Denali Outdoor CenterDenali Outdoor Center

Buckle up and hit the road for Arctic adventure based in Fairbanks. A short two-hour drive south of Fairbanks, is Denali National Park and Preserve, one of the last great frontiers for wilderness adventure.

There is a vast array of activities and learning experiences for visitors of all ages in the Park. In fact, visitors almost always want to stay longer because there is so much to see and do in the area. Take a flightseeing trip via plane or helicopter through the mountain passes or around Denali’s peak. Or try river rafting in the nearby Nenana River on a warm afternoon.

Most people visit the park via the Park Service’s buses that travel the lone access road into the park. They provide excellent opportunities to view the 37 species of wildlife that reside in the park. Grizzly and black bears, moose, caribou, wolves, red fox, lynx, wolverine, snowshoe hare, marmots and Dall sheep can all be seen while travelling the Park Road.

Along with wildlife viewing, there are naturalist programs led by park rangers which include walks, hikes, campfire programs and sled dog demonstrations.

Some people like to bus to the end of the park road at Mile 89 and explore the old mining town of Kantishna. Gold was discovered in the Kantishna area beginning in 1903 and within two years, more claims were found and staked.  Once word spread to Fairbanks about the new find, thousands came to the area and mining towns grew overnight. Eureka, which was the original town, is now called Kantishna.

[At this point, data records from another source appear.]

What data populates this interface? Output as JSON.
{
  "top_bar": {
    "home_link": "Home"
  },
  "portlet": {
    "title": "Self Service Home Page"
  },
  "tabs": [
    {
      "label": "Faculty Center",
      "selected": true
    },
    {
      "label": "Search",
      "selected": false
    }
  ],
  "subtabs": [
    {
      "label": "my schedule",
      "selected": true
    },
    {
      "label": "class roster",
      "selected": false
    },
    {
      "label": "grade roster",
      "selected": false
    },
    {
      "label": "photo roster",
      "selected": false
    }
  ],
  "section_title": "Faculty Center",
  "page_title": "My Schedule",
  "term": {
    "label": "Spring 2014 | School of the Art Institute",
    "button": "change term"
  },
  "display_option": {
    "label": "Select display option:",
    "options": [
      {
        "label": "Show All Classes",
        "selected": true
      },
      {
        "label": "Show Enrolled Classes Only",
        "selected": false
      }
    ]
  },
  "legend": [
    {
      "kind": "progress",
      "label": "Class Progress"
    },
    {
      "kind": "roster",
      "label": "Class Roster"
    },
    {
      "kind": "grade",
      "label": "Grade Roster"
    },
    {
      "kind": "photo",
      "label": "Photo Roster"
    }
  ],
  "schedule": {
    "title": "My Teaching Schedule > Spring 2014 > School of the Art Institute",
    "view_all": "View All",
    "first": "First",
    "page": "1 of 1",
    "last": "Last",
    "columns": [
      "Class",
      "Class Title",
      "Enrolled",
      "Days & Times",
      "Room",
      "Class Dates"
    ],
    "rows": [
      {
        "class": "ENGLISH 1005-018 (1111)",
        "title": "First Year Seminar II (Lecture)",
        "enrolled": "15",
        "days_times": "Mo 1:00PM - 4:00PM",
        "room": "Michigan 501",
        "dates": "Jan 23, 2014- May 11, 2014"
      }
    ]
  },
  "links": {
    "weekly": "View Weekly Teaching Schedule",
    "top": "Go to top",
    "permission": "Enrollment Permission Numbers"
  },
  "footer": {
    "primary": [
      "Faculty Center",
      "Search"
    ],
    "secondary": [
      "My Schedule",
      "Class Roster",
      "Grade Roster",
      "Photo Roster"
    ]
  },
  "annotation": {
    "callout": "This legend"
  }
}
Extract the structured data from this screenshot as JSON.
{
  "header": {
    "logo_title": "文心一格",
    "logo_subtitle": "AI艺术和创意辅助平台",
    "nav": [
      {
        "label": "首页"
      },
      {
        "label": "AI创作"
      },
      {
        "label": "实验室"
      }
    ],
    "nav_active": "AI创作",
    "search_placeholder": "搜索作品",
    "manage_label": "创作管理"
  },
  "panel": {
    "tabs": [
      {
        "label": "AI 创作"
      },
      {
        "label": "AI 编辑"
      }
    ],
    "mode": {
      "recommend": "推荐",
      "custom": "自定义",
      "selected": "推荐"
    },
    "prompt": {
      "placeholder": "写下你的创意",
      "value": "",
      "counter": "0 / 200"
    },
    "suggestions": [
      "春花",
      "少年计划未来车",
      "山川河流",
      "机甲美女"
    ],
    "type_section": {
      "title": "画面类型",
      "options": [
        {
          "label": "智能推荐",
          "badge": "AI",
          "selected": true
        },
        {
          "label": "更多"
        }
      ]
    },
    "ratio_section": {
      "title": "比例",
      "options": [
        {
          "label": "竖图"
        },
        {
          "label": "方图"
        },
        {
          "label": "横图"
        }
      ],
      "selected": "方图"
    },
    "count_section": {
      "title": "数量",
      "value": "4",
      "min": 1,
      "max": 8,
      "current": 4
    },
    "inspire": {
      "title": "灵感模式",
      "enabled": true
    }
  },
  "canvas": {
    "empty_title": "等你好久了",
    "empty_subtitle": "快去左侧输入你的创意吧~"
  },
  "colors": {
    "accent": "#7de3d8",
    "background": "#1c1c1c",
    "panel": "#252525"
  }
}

Dalton HighwayShutterstockAnd then there is the Dalton Highway, a 662-kilometre gravel road that blends Alaska’s past and present on a drive through majestic scenery that includes boreal forest, arctic mountains, rivers, tundra and coastal plain; and passes along the Trans-Alaska Oil Pipeline.

The Dalton Highway begins at the junction at Mile 73.1 of the Elliott Highway north of Fairbanks and ends at the community of Deadhorse, just a few miles away from the shores of the Arctic Ocean and the Prudhoe Bay oil complex. The highway is still referred to by many as the “Haul Road” because of its origin as the rough and tough truck supply route that was built during the construction of the pipeline in the mid-1970s.

So what is it about the Dalton Highway that lures people to point their vehicles north to trek through some of the wildest land in Alaska? For many people the attraction is the awesome scenery along the drive north. Drivers who accept the highway’s challenge are well paid for their efforts, as they get to cross through the majestic Brooks Range and over the mighty Yukon River. That’s not to mention the many miles of spectacular tundra near parks and refuges such as the Yukon Flats Wildlife Refuge, the Arctic National Wildlife Refuge and the Gates of the Arctic National Park and Preserve. These areas are home to pristine Arctic environments that are difficult to find anywhere else. Grizzly and black bears, Dall sheep, moose, musk oxen and fox can be seen from the road. The Central Arctic caribou herd can often be seen from the highway on the north side of the Brooks Range in June and July.